Thailand: Tiger Conservation and Vertebrate Field Methods
Estimated Program Dates:
December 27, 2019 - January 17, 2020
October 1, 2019
Interested in studying tigers? This is the primary focus of a three week experience in Thailand, where you will explore the country's cultural and conservation challenges. CFANS has been a principal partner in a long-term tiger conservation project, and one of the highlights of this course will be working on that project in a "biodiversity hotspot" that is home to over 400 bird species, 90 reptile species and 108 species of fish. Activities will include camera-trapping techniques, prey assessment methods, and radio telemetry approaches to the study of tigers and other large mammals. The course will begin with a two-day visit to Suphan Buri Province, near the Tha Chin River, North of Bangkok where you will learn about Thai culture, and enjoy several excursions. Then you'll travel to Thailand's premier conservation research site, home base for daily field activities and a launching point for a wilderness trip into more remote parts of western Thailand. Not only will you experience the beauty and diversity of Thailand – as part of a team, you will investigate and gain an understanding of landscape-scale conservation strategies and methods to study large mammals and birds. Prior to departure you will return to Bangkok to explore this vibrant and unforgettable city.
Looking for more information, description, and understanding? See the 2015/2016 Daily Journal (PDF) and 2016/2017 Daily Journal (PDF) from student participants!
**Please note that each experience in Thailand is unique, and while this journal is a great overview of the program, your experience will be special to your year.
CFAN 3504 - 3.0 credits
*For more detailed information, see the 2019program itinerary.
WHO WILL BENEFIT
Students interested in sustainability, conservation and management of natural resources.
LEARNING ABROAD CENTER FIRST STEP SESSION
First Step Sessions give basic information about programs, services, and resources available through the Learning Abroad Center. You do not have to reserve your spot, just show up to 230 Heller Hall, West Bank. You can also complete the First Step Session online.
Please note: Because we cover so much information in a short period of time, if you are more than 5 minutes late you will have to attend a different First Step Session.
ESTIMATED PROGRAM COST
$4,500. The final 2020 program cost will be posted in fall 2019.
The program fee includes instruction, orientation, program administration, airfare and in-country transportation, international health insurance, lodging, excursions, and most meals.
Dave Smith and Francesca Cuthbert are professors in the Department of Fisheries, Wildlife and Conservation Biology. Smith has a special interest in biology and conservation of mammals in Asia, specifically tigers, their social organization and dispersal patterns.

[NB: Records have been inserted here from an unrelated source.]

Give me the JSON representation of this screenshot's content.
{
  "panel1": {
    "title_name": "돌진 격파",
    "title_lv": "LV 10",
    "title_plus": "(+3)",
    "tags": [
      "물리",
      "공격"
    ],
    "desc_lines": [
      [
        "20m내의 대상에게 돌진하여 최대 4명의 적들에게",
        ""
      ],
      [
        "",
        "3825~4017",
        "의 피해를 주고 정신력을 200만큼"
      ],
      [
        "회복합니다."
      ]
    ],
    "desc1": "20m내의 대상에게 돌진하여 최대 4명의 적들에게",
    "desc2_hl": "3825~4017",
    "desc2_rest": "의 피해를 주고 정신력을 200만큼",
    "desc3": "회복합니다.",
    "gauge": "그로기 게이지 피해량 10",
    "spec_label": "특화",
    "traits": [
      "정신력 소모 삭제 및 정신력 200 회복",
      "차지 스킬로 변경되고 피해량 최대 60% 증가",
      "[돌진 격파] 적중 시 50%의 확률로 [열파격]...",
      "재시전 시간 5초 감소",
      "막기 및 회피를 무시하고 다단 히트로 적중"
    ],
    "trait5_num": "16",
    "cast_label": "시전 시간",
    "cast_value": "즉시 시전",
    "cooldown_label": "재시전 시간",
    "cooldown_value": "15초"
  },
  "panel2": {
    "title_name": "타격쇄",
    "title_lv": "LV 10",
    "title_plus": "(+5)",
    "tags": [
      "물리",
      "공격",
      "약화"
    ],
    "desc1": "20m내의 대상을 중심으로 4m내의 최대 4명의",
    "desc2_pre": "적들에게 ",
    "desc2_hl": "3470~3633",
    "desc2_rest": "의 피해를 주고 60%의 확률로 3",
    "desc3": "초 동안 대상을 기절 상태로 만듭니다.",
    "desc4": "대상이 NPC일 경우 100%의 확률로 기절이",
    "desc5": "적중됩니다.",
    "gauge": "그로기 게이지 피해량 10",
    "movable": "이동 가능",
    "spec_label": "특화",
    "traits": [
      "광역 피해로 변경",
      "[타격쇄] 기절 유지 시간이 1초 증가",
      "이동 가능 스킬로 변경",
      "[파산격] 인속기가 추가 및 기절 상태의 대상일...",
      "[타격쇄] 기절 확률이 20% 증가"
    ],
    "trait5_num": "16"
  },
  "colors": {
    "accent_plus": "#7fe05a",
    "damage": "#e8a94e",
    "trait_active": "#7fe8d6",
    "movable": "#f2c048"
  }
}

Cuthbert's special interest is in biology and conservation of water birds.
Term: Winter 2016 - 2017
Traveling to Thailand was a life-changing experience. I had never traveled out of the country before this adventure, and going here was the best decision I've ever made. The wildlife, the field experience, the people, the food, the city, and the beach were all mesmerizing. Waking up to gibbon calls in the morning, being within 100 meters of a tiger, seeing a group of dholes, and seeing two elephants forty meters away while in the dense jungle made the trip worthwhile in itself, but another great thing about the trip is the impact it has had upon me personally, academically, and professionally. Coming into the trip I hadn't done any field work, and the field studies at Bueng Boraphet and Huai Kha Khaeng gave me field experience that provided a spark in motivating me to get more involved with field surveys, assessment, and research around the Twin Cities. The mist-netting and banding portion at Bueng Boraphet also ignited a new found passion in birds. I've always enjoyed birds, but I'd always had my mind set on working with mammals. However, after having my first hands on experience with birds like kingfishers and bitterns I understand why people have such a love for birds.
Click here to read Jeffrey's complete story in Thailand.